Why People Run From Donating Blood
Donating blood is a simple and important way to help others, as it can save lives and improve the health of individuals in need. Despite the many benefits of blood donation, some people may be hesitant or unwilling to donate blood.
Here are a few reasons why some people may be hesitant to donate blood:
1. Fear of needles:
Many people are afraid of needles and the thought of having one inserted into their arm may be intimidating. This fear can be a barrier to blood donation, even though the needle used for blood donation is typically thin and the process is relatively quick and painless.
Some people may experience discomfort or nausea during or after blood donation. While these feelings are generally temporary, they can be enough to discourage some people from donating blood.
3. Time constraints:
Donating blood can take some time, as it involves filling out paperwork, answering questions about health history, and waiting for the blood to be collected. Some people may not feel that they have the time to donate blood due to busy schedules or other commitments.
4. Health concerns:
Some people may have health concerns that disqualify them from donating blood, such as certain medications or medical conditions. This can be frustrating for those who want to donate but are unable to do so.
5. Lack of awareness:
Some people may not be aware of the importance of blood donation or the need for blood in their community. They may not realize the impact that their donation could have on others.
6. Fear of infection:
Some people may be worried about the risk of infection or disease transmission during blood donation. While there is a small risk of infection with any medical procedure, the risk of infection from blood donation is extremely low. Blood donation centers take strict precautions to ensure the safety of blood donors and recipients, including sterilizing equipment and screening donated blood for infections.
7. Beliefs or values:
Some people may have personal beliefs or values that prevent them from donating blood. For example, some people may believe that blood should not be bought or sold, and therefore may not be comfortable with the idea of donating blood. Others may have religious or cultural beliefs that prevent them from donating blood.
8. Personal history:
Some people may have a personal history that makes them hesitant to donate blood. For example, they may have had a traumatic experience related to blood donation or may have a family history of hemophilia or another blood disorder.
Some people may have misconceptions about blood donation that prevent them from donating. For example, they may believe that they are not eligible to donate blood due to their age, weight, or health status, or they may believe that donating blood is painful or risky.

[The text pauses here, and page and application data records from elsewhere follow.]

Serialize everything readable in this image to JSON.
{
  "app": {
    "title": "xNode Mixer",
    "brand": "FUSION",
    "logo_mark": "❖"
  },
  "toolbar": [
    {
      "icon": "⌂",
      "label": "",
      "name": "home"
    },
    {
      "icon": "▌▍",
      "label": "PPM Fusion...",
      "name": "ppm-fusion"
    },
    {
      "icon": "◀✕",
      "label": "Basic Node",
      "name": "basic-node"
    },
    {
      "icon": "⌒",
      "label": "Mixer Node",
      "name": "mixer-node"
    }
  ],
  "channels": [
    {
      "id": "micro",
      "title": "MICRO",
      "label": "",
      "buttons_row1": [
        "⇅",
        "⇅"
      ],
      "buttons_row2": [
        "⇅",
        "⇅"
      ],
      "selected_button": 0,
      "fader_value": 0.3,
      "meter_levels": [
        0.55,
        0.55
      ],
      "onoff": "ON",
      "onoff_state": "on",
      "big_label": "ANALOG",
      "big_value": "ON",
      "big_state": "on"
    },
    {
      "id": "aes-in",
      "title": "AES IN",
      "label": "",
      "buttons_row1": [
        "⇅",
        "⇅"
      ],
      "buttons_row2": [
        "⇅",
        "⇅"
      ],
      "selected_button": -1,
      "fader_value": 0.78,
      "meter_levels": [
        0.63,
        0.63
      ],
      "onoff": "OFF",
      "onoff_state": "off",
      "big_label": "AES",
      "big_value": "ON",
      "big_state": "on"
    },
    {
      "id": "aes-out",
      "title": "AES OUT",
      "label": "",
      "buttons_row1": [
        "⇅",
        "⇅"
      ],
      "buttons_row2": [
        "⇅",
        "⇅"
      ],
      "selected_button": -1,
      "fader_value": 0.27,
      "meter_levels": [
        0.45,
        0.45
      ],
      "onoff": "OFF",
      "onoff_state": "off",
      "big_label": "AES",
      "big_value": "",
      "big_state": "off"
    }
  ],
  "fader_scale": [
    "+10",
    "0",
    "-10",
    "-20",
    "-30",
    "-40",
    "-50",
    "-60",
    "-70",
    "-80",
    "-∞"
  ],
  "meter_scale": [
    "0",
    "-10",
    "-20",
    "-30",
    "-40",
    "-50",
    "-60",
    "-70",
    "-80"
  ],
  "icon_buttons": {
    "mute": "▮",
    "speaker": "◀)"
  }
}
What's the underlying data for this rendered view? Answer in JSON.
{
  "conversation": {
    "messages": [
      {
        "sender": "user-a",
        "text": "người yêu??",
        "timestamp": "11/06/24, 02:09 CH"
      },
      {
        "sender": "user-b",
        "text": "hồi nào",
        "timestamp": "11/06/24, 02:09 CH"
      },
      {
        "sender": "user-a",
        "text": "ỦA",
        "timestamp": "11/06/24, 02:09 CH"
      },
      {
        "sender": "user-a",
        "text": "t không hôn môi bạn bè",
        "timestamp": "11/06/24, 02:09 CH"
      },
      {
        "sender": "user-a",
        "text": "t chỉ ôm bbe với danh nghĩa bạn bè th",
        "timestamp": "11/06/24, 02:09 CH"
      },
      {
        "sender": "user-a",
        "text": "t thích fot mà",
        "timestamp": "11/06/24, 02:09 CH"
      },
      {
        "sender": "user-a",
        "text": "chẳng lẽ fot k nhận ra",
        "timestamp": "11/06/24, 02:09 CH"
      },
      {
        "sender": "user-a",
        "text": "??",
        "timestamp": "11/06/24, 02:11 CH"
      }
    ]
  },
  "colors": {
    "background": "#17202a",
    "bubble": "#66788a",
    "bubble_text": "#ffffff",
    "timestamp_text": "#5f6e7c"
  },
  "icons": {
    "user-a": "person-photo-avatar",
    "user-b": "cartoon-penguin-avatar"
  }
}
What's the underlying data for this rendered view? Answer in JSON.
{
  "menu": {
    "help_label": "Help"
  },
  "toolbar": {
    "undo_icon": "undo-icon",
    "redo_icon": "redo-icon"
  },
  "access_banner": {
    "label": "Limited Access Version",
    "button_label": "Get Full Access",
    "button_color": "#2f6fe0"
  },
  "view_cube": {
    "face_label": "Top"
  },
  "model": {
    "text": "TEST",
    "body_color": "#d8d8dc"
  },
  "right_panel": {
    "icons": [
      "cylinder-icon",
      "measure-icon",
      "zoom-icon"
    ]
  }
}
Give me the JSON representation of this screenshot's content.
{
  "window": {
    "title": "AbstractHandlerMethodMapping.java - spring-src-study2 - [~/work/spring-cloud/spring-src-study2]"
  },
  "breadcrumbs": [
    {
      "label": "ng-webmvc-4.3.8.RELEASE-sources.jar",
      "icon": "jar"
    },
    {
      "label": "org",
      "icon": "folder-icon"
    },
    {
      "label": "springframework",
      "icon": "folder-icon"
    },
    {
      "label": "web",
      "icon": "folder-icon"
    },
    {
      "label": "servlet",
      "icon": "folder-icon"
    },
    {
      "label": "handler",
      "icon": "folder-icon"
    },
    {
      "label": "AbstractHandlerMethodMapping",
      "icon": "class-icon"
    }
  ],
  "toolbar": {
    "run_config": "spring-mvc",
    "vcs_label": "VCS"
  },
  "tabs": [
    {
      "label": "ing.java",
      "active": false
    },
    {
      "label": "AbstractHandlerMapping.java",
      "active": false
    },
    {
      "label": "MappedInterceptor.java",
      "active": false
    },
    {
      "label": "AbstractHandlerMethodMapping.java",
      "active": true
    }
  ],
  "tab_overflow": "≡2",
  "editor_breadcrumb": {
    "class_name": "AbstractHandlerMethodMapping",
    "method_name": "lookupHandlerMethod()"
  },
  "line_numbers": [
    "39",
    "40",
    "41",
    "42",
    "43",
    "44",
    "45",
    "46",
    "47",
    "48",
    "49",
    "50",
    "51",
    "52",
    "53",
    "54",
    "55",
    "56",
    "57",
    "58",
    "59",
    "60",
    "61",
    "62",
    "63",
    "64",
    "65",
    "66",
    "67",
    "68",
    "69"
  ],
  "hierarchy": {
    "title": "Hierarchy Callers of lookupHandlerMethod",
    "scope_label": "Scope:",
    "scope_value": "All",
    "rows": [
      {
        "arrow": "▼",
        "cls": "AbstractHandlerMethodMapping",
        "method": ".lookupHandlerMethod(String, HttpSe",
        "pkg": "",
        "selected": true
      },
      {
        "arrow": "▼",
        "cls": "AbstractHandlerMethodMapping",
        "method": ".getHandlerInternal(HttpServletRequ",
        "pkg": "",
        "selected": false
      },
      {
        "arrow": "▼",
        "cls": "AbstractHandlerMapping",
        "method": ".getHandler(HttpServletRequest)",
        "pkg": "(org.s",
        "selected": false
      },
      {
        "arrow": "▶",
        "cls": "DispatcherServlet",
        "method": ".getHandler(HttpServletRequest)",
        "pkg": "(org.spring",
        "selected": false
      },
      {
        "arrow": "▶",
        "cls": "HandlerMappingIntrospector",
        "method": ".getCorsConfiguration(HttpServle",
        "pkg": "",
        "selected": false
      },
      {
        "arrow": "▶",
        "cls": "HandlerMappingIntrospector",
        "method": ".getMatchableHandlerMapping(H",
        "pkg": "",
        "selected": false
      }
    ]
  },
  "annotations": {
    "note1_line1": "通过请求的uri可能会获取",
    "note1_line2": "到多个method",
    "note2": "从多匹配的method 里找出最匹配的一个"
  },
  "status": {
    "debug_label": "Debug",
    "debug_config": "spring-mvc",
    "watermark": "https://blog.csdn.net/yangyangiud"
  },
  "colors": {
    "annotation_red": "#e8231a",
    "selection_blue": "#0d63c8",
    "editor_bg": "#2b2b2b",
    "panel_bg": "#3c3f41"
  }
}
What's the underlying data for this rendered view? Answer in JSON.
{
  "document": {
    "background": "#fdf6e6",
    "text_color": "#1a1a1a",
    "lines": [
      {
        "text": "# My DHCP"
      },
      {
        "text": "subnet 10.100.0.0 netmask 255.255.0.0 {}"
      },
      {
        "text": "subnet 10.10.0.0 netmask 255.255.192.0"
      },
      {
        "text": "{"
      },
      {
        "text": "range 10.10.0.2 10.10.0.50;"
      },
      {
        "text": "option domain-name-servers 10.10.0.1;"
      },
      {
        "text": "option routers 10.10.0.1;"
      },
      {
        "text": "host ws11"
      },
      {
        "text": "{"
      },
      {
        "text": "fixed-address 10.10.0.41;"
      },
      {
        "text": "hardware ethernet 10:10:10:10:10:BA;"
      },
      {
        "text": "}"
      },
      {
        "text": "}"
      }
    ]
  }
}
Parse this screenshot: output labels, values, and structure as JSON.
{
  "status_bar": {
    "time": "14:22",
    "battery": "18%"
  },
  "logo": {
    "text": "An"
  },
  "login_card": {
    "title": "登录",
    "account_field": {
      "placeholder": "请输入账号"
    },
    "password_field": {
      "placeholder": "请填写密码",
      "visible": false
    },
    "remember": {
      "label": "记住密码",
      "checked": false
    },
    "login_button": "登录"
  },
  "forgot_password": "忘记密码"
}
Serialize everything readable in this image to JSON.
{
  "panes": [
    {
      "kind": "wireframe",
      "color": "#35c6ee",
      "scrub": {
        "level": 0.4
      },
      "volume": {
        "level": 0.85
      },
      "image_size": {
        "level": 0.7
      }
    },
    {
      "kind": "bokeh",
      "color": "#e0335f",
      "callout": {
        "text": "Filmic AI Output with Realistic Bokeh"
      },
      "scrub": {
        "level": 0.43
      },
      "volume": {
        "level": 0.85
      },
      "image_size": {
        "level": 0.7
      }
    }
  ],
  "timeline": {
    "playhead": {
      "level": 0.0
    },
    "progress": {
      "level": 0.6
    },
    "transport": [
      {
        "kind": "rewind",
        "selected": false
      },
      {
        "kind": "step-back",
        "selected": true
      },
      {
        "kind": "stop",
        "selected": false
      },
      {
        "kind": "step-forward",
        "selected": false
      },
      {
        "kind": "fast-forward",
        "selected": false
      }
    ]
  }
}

Conclusion On Why People Run From Donating Blood
By addressing these concerns and providing accurate information and support, it is possible to encourage more people to donate blood and make a positive impact in their communities.